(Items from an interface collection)
>>>>>

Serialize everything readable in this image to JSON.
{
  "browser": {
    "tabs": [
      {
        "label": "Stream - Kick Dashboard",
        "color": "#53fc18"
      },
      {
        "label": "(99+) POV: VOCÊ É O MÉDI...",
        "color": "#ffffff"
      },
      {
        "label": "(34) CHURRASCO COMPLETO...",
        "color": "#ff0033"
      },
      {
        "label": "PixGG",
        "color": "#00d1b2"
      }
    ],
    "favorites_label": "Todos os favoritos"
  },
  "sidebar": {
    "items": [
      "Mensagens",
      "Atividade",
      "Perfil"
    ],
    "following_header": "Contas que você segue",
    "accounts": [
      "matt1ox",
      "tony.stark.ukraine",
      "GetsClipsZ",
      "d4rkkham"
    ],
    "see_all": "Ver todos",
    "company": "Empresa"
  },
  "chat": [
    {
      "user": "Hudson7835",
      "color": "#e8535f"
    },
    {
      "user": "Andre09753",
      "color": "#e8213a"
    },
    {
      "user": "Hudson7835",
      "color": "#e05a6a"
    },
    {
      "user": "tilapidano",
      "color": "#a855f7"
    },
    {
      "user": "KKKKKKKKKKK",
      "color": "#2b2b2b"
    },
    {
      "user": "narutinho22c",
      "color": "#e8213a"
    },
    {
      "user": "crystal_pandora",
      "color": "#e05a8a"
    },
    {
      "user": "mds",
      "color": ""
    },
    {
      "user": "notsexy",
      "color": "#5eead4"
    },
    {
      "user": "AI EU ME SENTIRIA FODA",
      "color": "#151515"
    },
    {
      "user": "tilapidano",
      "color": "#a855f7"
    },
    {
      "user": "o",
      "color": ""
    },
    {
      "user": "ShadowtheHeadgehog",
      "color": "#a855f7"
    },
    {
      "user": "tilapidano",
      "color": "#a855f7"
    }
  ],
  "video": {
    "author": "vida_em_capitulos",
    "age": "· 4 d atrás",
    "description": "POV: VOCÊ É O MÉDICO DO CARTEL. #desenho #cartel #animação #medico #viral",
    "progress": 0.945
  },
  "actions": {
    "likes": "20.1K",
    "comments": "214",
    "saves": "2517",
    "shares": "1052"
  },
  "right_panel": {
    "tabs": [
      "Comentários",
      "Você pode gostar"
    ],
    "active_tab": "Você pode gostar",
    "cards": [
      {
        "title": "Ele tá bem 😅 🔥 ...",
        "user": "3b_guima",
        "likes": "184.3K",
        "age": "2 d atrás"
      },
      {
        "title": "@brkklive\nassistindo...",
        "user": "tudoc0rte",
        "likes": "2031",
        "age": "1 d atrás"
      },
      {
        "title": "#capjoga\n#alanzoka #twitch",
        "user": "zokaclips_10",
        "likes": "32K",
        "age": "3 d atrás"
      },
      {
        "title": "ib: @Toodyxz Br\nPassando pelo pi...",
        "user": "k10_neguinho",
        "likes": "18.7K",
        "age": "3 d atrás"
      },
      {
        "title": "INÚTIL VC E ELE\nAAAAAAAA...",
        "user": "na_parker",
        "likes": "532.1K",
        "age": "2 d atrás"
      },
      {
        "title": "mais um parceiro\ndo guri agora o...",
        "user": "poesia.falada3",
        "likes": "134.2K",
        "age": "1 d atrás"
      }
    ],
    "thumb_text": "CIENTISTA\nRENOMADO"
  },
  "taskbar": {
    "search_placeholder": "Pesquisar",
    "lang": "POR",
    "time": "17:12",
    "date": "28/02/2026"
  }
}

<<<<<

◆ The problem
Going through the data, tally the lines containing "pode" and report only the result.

◆ Your response
2